Monday, November 7, 2011

Artemis, the death dealer

Among the many aspects of Artemis that are seemingly contradictory, is that of the far shooter who brings death. Like Apollo, Artemis is a dichotomy in that like him, she is a protector of life, a healer, especially when children and women in childbirth are concerned, yet she also deals death from her quiver. When a woman died at childbirth, it could be said that she was struck down by Artemis.

Of course, the dangers of childbirth are well known. Even with all our technology, all of our medical advancement today, women often die in childbirth, and as the goddess who is often invoked as part of that ordeal, it seems to make sense that she would be blamed for the deaths that occur during it as well.

Often, we who worship at the altars of the ancient gods will have trouble using negative terminology when referring to the actions of the Gods. The immense Abrahamic influence on our society means that the same kind of fear or feigned respect that they pay to their deity is often manifest in our attitudes toward the gods.
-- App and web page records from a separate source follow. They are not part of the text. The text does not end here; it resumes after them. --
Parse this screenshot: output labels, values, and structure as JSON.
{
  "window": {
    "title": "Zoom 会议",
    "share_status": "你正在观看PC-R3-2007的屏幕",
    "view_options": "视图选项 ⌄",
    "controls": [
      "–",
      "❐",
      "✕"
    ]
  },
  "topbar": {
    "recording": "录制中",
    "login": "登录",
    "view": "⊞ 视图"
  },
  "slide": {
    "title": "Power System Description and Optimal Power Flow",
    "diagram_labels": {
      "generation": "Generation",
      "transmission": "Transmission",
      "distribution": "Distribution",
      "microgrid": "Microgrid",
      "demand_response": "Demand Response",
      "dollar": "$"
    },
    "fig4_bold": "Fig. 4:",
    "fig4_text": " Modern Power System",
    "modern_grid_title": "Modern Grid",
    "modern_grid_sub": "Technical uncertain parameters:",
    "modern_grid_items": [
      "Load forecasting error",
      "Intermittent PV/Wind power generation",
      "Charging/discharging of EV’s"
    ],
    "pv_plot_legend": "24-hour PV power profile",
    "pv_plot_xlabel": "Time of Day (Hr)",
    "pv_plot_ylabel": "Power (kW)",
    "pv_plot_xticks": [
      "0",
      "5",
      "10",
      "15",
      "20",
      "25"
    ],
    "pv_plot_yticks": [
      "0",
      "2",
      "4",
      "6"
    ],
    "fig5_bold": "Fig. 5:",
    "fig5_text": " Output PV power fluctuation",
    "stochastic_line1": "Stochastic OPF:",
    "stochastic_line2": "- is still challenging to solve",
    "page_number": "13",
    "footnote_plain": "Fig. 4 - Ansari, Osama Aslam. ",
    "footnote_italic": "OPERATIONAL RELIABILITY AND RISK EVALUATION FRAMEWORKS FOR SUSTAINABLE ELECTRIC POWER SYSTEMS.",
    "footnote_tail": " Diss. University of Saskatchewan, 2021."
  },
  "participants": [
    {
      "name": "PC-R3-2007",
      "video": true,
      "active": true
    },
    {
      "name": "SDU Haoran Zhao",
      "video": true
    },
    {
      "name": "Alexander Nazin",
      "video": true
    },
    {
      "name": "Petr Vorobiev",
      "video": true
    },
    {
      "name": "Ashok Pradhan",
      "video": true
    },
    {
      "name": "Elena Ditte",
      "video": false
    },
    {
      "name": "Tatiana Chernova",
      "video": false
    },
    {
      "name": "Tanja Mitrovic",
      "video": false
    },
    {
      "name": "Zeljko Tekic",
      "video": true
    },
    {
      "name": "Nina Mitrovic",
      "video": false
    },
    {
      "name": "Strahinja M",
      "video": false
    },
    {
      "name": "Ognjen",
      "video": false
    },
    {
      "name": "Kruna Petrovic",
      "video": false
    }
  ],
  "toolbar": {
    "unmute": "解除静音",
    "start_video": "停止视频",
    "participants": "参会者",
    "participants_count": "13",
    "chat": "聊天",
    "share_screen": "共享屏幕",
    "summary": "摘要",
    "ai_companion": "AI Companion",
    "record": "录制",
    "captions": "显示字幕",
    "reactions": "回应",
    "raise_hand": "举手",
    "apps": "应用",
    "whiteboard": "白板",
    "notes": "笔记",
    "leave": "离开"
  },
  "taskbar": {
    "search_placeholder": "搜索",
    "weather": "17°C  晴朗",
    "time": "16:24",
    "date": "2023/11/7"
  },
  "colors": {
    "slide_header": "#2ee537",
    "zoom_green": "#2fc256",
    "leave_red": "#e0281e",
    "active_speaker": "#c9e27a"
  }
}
The ancient people, however, had a healthier and more realistic appraisal of the gods. They understood that the gods did not simply give us all the good things in life, but that many of the bad things came from them as well. Their reasoning mysterious, for sure, but whatever made such things necessary in the greater scheme of things was accepted and they understood that the gods acted for reasons we did not always understand, and as a result, it was ok to sometimes feel anger at them for the things they seemed to throw their way.

Like the ancients, I do not have an "everything is rosy" attitude toward the gods.  But I have to admit, sometimes I wonder if Artemis is not a bit of a cold hearted bitch. Oh, don't get me wrong, I have a great deal of respect for her, and part of me understands that as a nature goddess, she will sometimes seem cruel from my perspective. After all, is not the lion pride tearing apart the still living deer cruel? But part of me also has to have respect for the attitude. Nature is as nature does, and Artemis, at least in this aspect of divinity of the natural processes of life, must by her nature seem cruel to us.

Artemis' myths make no bones about it. Her demand that Agammemnon sacrifice his only daughter, the tearing apart of the hunter who sees her naked form, the destruction of the children of Niobe, all point to some of the darker aspects of the divine, some of the aspects which we don't like because they remind us of our mortality. They remind us of our place in the grand scheme of things. A place we are sometimes too arrogant to accept without a fight.

No comments: